D.C. Public Schools teachers may have to work without pay if the federal government shutdown continues past the end of the month.
A spokesman for Mayor Vincent C. Gray (D) said that nearly 4,000 teachers and other city workers will be paid on time on Tuesday. But that may be the last on-time payday for a while for the men and women who educate city kids.
The District’s regular funds are frozen because of the federal government shutdown. The city has been using a $144 million contingency reserve fund to pay city employees to stay on the job.
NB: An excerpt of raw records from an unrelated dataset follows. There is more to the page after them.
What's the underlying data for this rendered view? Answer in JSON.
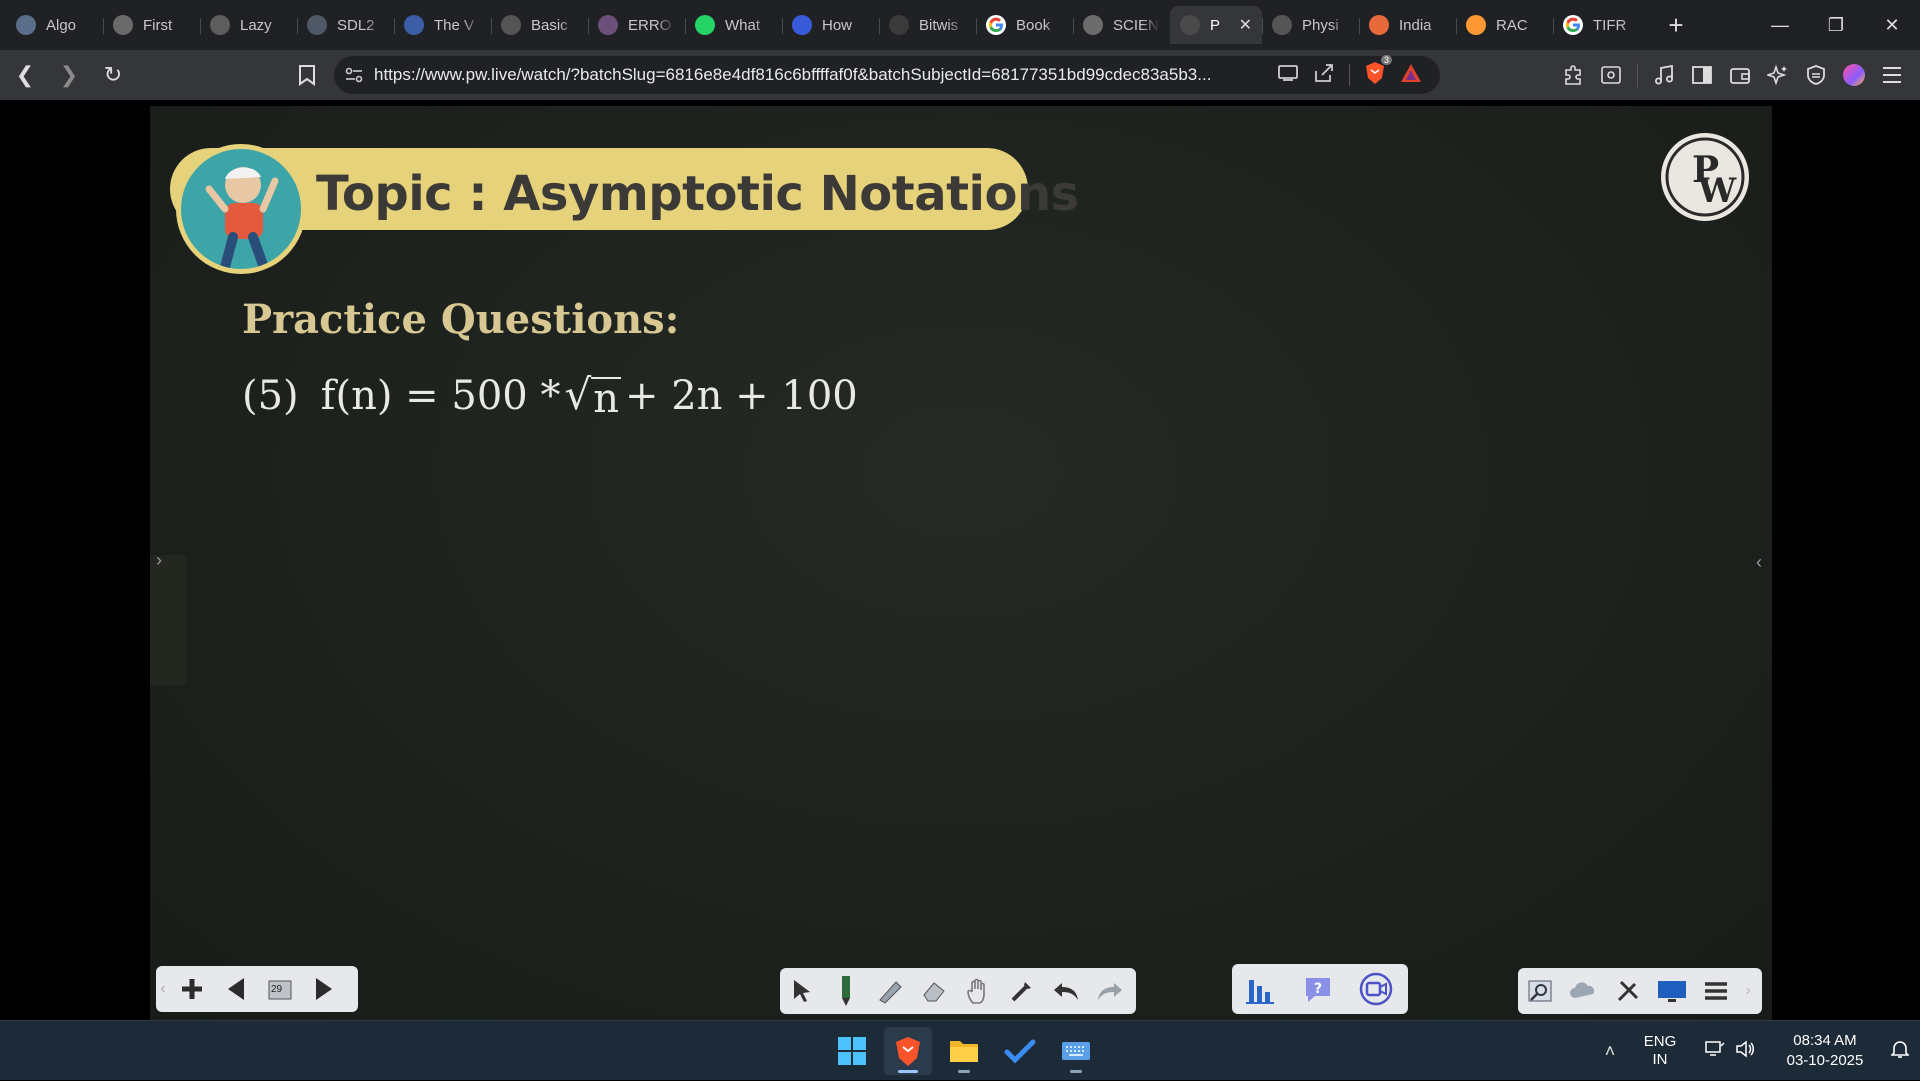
{
  "tabs": [
    {
      "label": "Algo",
      "icon": "algo-tab-icon",
      "color": "#5b6f8a"
    },
    {
      "label": "First",
      "icon": "first-tab-icon",
      "color": "#6a6a6a"
    },
    {
      "label": "Lazy",
      "icon": "lazy-tab-icon",
      "color": "#5e5e5e"
    },
    {
      "label": "SDL2",
      "icon": "sdl2-tab-icon",
      "color": "#4f5866"
    },
    {
      "label": "The V",
      "icon": "the-v-tab-icon",
      "color": "#3b5ea6"
    },
    {
      "label": "Basic",
      "icon": "basic-tab-icon",
      "color": "#555555"
    },
    {
      "label": "ERRO",
      "icon": "erro-tab-icon",
      "color": "#6a4f7a"
    },
    {
      "label": "What",
      "icon": "whatsapp-tab-icon",
      "color": "#25d366"
    },
    {
      "label": "How",
      "icon": "how-tab-icon",
      "color": "#3a5bd9"
    },
    {
      "label": "Bitwis",
      "icon": "bitwise-tab-icon",
      "color": "#3a3a3a"
    },
    {
      "label": "Book",
      "icon": "google-tab-icon",
      "color": "#ffffff"
    },
    {
      "label": "SCIEN",
      "icon": "scien-tab-icon",
      "color": "#6c6c6c"
    },
    {
      "label": "P",
      "icon": "pw-tab-icon",
      "color": "#4a4a4a",
      "active": true
    },
    {
      "label": "Physi",
      "icon": "physi-tab-icon",
      "color": "#555555"
    },
    {
      "label": "India",
      "icon": "india-tab-icon",
      "color": "#e86a3a"
    },
    {
      "label": "RAC",
      "icon": "rac-tab-icon",
      "color": "#ff9933"
    },
    {
      "label": "TIFR",
      "icon": "google-tab-icon",
      "color": "#ffffff"
    }
  ],
  "address_bar": {
    "url": "https://www.pw.live/watch/?batchSlug=6816e8e4df816c6bffffaf0f&batchSubjectId=68177351bd99cdec83a5b3...",
    "brave_shield_count": "3"
  },
  "lecture": {
    "topic": "Topic : Asymptotic Notations",
    "section_heading": "Practice Questions:",
    "question_number": "(5)",
    "question_lhs": "f(n) = 500 *",
    "question_radicand": "n",
    "question_rhs": "+ 2n + 100",
    "logo_text": "PW",
    "page_indicator": "29"
  },
  "taskbar": {
    "language_line1": "ENG",
    "language_line2": "IN",
    "time": "08:34 AM",
    "date": "03-10-2025"
  },
  "colors": {
    "topic_pill": "#e6d27a",
    "board": "#1e221e",
    "practice_heading": "#d7c792",
    "taskbar": "#1d2a38"
  }
}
But that cash is running out.
It’s “questionable” whether the District will be able to make its next payroll on Oct. 29, said Gray spokesman Pedro Ribeiro. “And after that, all bets are off.”
Gray and other D.C. leaders have been pushing Congress to pass a bill that would allow the District to use its own locally raised dollars to fund city government.
“It’s unfair to ask people to work for free,” Ribeiro said, explaining that teachers will be asked to continue to report to work even if paychecks are delayed. They will receive back pay, but many have bills and mortgages that can’t be put off, Ribeiro said.
D.C. charter schools are also facing a financial pinch if the shutdown continues past Oct. 25, when they are each supposed to receive a substantial payment from the city. That payment — which amounts to a quarter of each school’s annual public funding — will not arrive until the Capitol Hill standoff ends.
In an e-mail sent Sept. 25 — six days before the shutdown began — the executive director of the D.C. Public Charter School Board urged school leaders to begin conserving cash in case of a prolonged shutdown.
“It seems hard to imagine that the government would remain shut down for nearly a month or more,” Scott Pearson wrote, “but anything is possible.”